GUEST BLOG BY MORNING GLORY
It’s cool spring now in northern countries, but April is the height of Thailand’s scorching hot season. This means the timing is perfect for the Thai New Year Songkran water festival but there’s a strong cultural significance underlying all the fun.
Water is a symbol of cleansing, so splashing each other signifies the washing away the misfortunes or bad luck of the old year and a fresh start for the New Year.
Songkran was originally celebrated in the north, and is believed to have been brought over by the Burmese, who adapted it from the Indian Holi festival. It spread across the country in the mid-twentieth century and is now celebrated nationwide as well as in Myanmar, Cambodia, and Laos.
Derived from Sanskrit, Songkran means “to pass into” – referring to the movement of the sun, moon and planets into a new phase, and therefore the start of a new year. It’s a time of renewal, reunion, and paying respects for Thai people.
Dating back to ancient times, the Songkran festival was celebrated both in the royal court and general public, but were much more solemn compared to today’s water parties. Civil servants and government officials paid homage to the king and drank the oath of allegiance, while the king gave out the annual salary to all government officials. The ritual included the bathing of the Buddha image, the formation of sand pagodas and entertainment, which continued into modern times and grew into the public street parties we enjoy today.
For Thais, this the time when Buddha images are cleansed with scented water to bring prosperity for the New Year. The water used to clean the images is considered holy and is usually collected, then sprinkled on elders to bring them good luck. Most Thais spend the holidays with family as Songkran is the time for family re-unions, visits to the temple and annual house cleaning.
Cities around Thailand close some streets to host wet and wild street parties and Chiang Rai is no exception!
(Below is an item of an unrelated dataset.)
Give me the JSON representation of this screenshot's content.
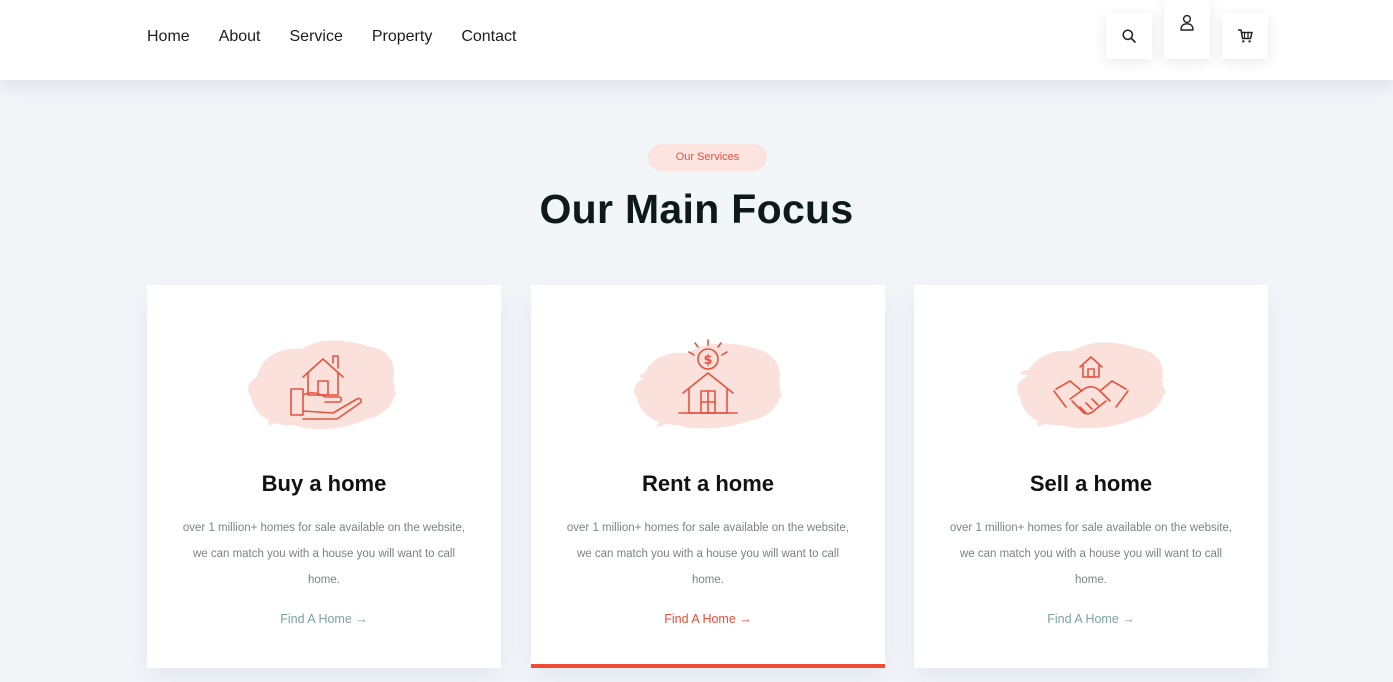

If you’re in Chiang Rai during Songkran, head into town where you can see ancient traditions alive and flourishing – early morning offerings to the monks, robe changing ceremonies for Buddha images, parades, games and sports, beauty contests, music and entertainment, in a lively display of northern culture.
Want to learn more about Thai culture and what Chiang Rai offers? Check out Chiang Rai’s attractions and tours available for our guests here at Museflower Retreat & Spa, Chiang Rai, Thailand? Find out more here.
ABOUT MORNING GLORY
Morning Glory lives in Bangkok where she takes care of her family and works as a writer and communications consultant.Her past struggles with stress, chronic fatigue and a spine injury led her on a journey in search of alternative healing, and she has travelled around Thailand, Bali, India and Sri Lanka exploring different types of healing retreats and techniques, and led her to practice yoga and Reiki.
Morning is her favorite time of day, when she wakes up to the sound of birds singing in the garden. This flower always reminds her of her childhood, and Thai sautéed “Red Fire Morning Glory” is one of her favorite vegetarian dishes!